Skyline ScotlandWhen I close my eyes to picture it I see only grey, mast excavating and green. And when I try glen coe skyline think glen coe skyline how it felt, I just remember feeling tired. Everything blended into a blur of rock, grass and mud. As we shuffled forwards to the startline, I tried not to look too closely at the other runners for fear of psyching myself out. All runners had been personally glen coe skyline by the organisation to check their mountain running and climbing experience, and glen coe skyline showed: Several rows in front of me were some of the best runners in the world, including the king of mountain running, Kilian Jornet. I tried not to think about them.
Salomon Skyline Scotland - Fusing Mountain Running and Alpinism - Salomon Skyline Scotland
When I close my eyes to picture it I see only grey, brown and green. And when I try to think about how it felt, I just remember feeling tired. Everything blended into a blur of rock, grass and mud. As we shuffled forwards to the startline, I tried not to look too closely at the other runners for fear of psyching myself out. All runners had been personally vetted by the organisation to check their mountain running and climbing experience, and it showed: Several rows in front of me were some of the best runners in the world, including the king of mountain running, Kilian Jornet.
I tried not to think about them. The speed was vicious from the start. All the hills were run, no matter how steep. Some runners switched to hands-on-knees power hiking, but still maintained the pace.
After over 20 years of looking at this peak at the entrance to Glen Coe, I finally was climbing it. Curved Ridge Grade 3 loomed above and I could see runners strung out all along the steep and narrow pillar of rock.
The scrambling was easy — all the holds were there, right when you wanted them. I was stuck in a traffic jam for a few minutes a less competent runner above, holding us up , but I tried not to let this bother me. The middle section of any ultra race always seems to be a struggle for me. I gained some places and lost some places. It felt too fast. At this point, I decided to buck my ideas up: I had been wanting to do this race for years, it suited my strengths perfectly and Caroline was up on the next climb waiting to cheer me on.
I briefly thought about how I would feel the next day if I quit. There was really no good reason to stop. So I pushed a bit faster to catch up to a couple of Scots and engaged them in conversation. It made me go a bit faster than I wanted, but chatting helped the miles pass faster.
Soon I was overtaking these runners on the m descent to the one and only aid station on the route, feeling strong, happy and ready for the business end of the race. Quite unusually for a race that could take hours to complete, Glencoe Skyline only has one aid station. I had planned accordingly, making sure I had enough food to get me round the whole route, all tucked away in my pack. Ordinarily, I would plan on drinking about ml of water, and eating about kcal per hour.

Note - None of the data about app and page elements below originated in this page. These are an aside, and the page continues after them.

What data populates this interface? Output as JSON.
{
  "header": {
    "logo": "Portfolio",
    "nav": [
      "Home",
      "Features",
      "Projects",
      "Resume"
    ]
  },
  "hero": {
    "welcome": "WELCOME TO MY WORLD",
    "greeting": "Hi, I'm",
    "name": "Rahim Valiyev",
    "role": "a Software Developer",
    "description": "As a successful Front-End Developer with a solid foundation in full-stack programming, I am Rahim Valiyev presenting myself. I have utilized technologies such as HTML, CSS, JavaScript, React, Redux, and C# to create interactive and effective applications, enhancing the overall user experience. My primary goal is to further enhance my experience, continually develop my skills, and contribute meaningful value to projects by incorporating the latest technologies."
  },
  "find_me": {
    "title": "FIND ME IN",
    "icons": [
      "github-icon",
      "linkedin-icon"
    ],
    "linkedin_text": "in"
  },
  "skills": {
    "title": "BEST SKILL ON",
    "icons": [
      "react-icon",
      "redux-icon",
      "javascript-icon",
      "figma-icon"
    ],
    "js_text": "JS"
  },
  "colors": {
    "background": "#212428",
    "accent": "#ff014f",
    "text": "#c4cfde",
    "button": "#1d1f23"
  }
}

For the last section, there would be no ability to refill bottles from streams, so I switched to water and energy gels per hour. A volunteer very kindly filled my bottles for me all the organisation and volunteers were so kind and helpful at this race , while I downed a cup of coke, a cup of water, and emptied the stones from my shoes. Tromping up the climb, I went into hunting mode: I knew that halfway up the climb I would be seeing Caroline and that that would give me a boost of energy.
Sure enough, it did, and I kept on digging in for the rest of the m climb. I was actually starting to enjoy myself at this point, and the exposed scrambling of the ridge got me excited. I overtook some people, and played cat and mouse with some others. The descent was tussucky, boggy, steep and occasionally rocky, before it hit the final 6km of easy trail on the West Highland Way again.
I ran faster, knowing it would be only half an hour to the end, but I seemed to lack the killer instinct to catch the runner in front. The last few hundred metres, I stretched my legs out and went as fast as I could, rounding the final corner and then crossing the line.
I hauled myself to my feet and walked over to the barrier to give Caroline a big, sweaty, smelly, muddy hug. After many years climbing and running on the roads, he realised he wasn't actually any good at either of those things. He has since turned to mountain ultra running, which he's better at. Joe also enjoys playing the classical guitar, and has an unnatural aversion to swimming.
Running the Glencoe Skyline: The race is regarded as one of the most technically difficult ultramarathons in the world, with scrambling up to Grade 3 standard, 55km to cover and m of climbing. But I can remember some specifics…. My legs felt pretty good at this point… 10 minutes before the start of the race! Starting to enjoy myself a bit more on the climb up to the Aonach Eagach ridge. Very happy to have finished the Glencoe Skyline in a little under ten hours.
View Articles by Joe Williams. Solo on Charlie Ramsay's Round 11 Jul The Lochaber s 15 Apr Write a Trip Report. Write a Book Review. Send us an Update.